> _WORK ORDER_
Where in the data does the word "LaBaseCowork" appear? Find those lines and copy them.

> _Source records_
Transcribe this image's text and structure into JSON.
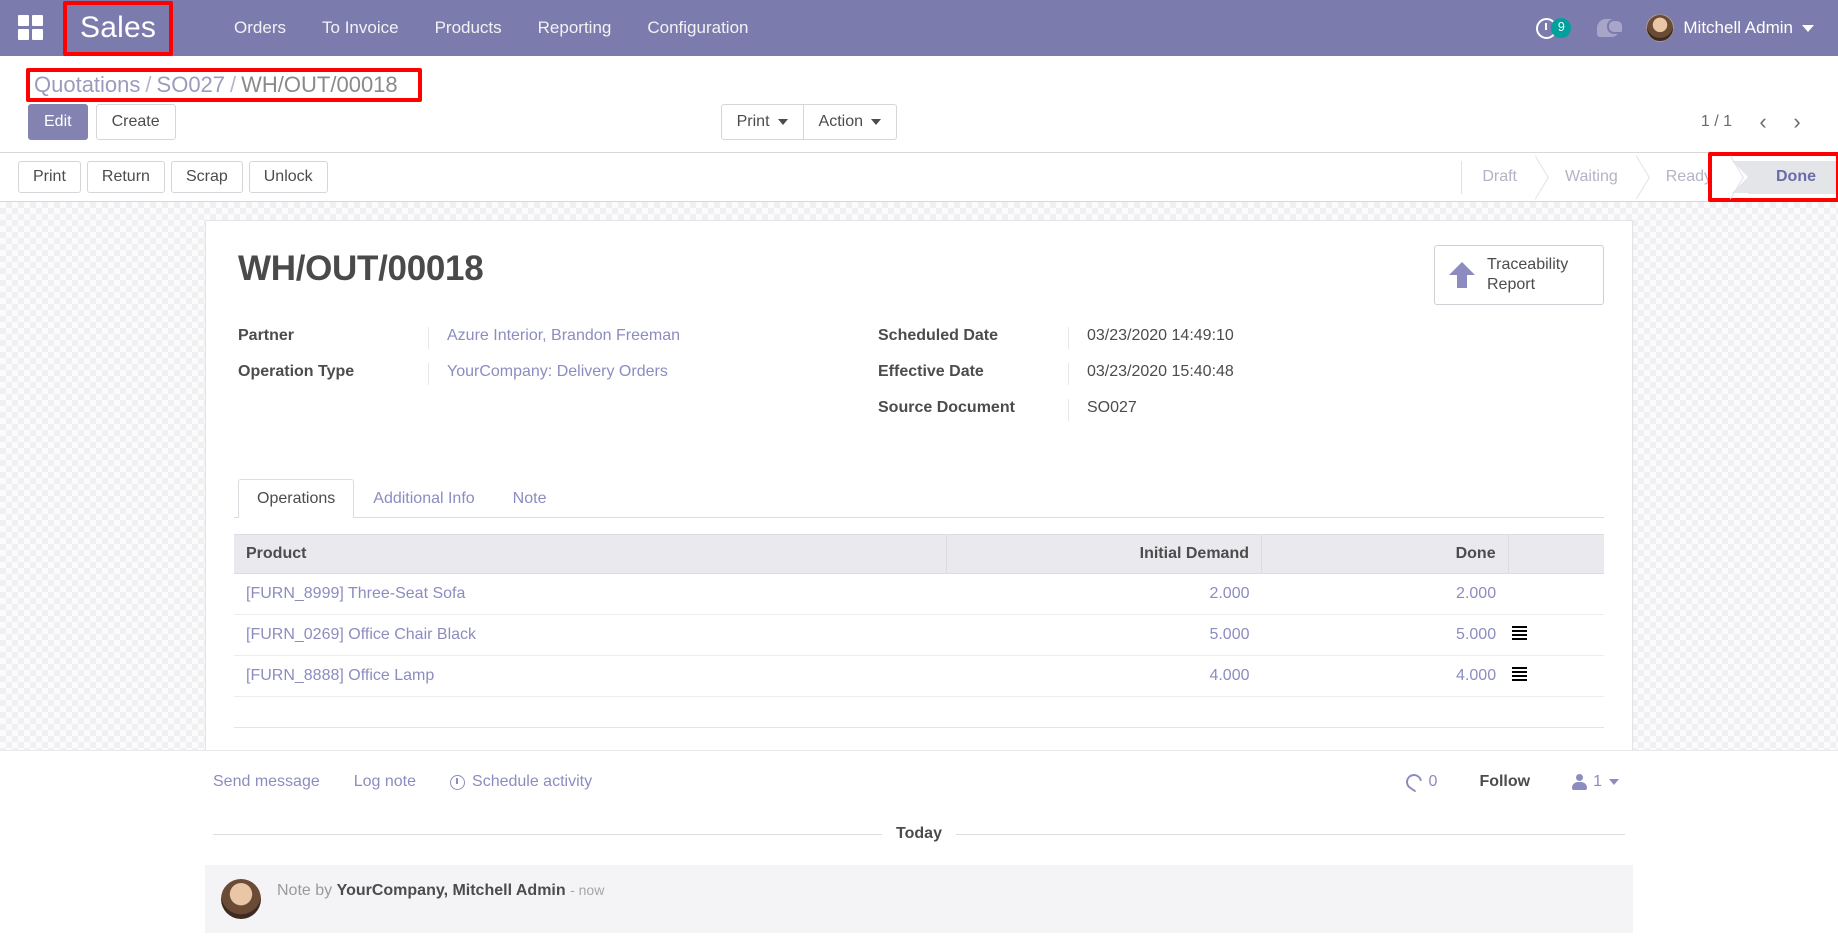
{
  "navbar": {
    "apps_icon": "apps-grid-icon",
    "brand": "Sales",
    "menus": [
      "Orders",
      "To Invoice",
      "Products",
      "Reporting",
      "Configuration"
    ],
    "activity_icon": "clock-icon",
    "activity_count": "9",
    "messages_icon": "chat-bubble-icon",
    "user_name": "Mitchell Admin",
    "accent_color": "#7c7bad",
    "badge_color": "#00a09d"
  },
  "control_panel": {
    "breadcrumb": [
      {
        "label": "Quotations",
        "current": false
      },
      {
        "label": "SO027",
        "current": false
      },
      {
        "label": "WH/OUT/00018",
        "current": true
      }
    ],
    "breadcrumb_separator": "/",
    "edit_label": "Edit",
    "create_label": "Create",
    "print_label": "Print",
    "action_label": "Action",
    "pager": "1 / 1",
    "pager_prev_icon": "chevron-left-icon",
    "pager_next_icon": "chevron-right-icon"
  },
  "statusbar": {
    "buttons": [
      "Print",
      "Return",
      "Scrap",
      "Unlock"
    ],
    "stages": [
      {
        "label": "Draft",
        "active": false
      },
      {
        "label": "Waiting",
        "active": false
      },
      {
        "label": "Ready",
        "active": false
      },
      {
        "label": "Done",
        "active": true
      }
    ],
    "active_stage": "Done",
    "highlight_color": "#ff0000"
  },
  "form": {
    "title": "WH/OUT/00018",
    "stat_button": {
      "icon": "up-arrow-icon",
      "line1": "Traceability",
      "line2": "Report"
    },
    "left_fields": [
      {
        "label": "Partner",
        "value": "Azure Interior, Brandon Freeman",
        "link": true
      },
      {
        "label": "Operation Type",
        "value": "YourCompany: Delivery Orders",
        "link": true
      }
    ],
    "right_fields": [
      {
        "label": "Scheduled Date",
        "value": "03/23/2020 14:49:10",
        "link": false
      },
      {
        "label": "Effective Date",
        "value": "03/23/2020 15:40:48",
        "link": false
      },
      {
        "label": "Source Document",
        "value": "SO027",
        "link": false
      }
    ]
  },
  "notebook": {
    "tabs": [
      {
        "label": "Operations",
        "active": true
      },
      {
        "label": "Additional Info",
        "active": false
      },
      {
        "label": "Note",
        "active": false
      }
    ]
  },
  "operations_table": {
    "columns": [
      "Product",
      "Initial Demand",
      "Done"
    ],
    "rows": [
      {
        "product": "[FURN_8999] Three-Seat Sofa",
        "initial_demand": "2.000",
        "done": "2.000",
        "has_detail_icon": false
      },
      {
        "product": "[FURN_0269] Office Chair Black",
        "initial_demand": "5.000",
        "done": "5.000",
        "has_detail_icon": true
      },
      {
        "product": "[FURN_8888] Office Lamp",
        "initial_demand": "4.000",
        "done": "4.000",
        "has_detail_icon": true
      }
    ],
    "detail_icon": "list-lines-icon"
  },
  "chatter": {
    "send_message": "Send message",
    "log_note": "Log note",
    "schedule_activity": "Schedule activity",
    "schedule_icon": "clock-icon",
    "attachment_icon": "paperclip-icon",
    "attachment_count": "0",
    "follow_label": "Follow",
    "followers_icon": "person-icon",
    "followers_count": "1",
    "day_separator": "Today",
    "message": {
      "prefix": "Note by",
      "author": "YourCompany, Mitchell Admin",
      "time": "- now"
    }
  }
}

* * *

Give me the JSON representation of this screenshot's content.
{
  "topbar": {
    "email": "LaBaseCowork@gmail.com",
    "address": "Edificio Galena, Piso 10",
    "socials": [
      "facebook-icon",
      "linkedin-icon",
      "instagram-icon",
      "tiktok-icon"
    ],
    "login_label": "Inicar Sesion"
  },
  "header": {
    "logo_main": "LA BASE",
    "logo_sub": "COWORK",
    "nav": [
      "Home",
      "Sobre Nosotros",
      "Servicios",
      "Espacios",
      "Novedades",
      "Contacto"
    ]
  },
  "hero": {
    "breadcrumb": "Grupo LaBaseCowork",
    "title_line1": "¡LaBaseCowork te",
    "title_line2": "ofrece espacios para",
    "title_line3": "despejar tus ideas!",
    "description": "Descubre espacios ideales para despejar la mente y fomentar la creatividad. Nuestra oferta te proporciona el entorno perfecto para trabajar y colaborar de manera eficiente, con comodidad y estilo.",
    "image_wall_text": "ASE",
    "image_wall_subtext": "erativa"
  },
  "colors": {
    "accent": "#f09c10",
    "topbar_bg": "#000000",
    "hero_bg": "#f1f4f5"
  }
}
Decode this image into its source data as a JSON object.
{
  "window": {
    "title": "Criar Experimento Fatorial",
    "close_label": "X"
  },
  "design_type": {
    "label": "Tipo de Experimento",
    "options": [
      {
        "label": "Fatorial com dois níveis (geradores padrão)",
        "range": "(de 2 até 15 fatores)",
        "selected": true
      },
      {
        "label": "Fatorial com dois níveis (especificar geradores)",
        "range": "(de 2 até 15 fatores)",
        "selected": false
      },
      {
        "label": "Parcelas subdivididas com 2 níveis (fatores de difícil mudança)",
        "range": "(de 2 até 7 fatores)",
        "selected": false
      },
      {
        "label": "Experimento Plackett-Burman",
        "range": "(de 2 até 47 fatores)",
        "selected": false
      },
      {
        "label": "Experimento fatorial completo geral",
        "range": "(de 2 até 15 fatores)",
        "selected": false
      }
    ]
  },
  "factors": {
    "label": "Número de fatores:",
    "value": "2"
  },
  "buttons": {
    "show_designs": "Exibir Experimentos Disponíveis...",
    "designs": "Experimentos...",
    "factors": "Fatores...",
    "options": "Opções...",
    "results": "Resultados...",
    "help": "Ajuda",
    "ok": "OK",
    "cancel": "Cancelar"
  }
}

> _TASK SOLUTION_
    "email": "LaBaseCowork@gmail.com",
    "breadcrumb": "Grupo LaBaseCowork",
    "title_line1": "¡LaBaseCowork te",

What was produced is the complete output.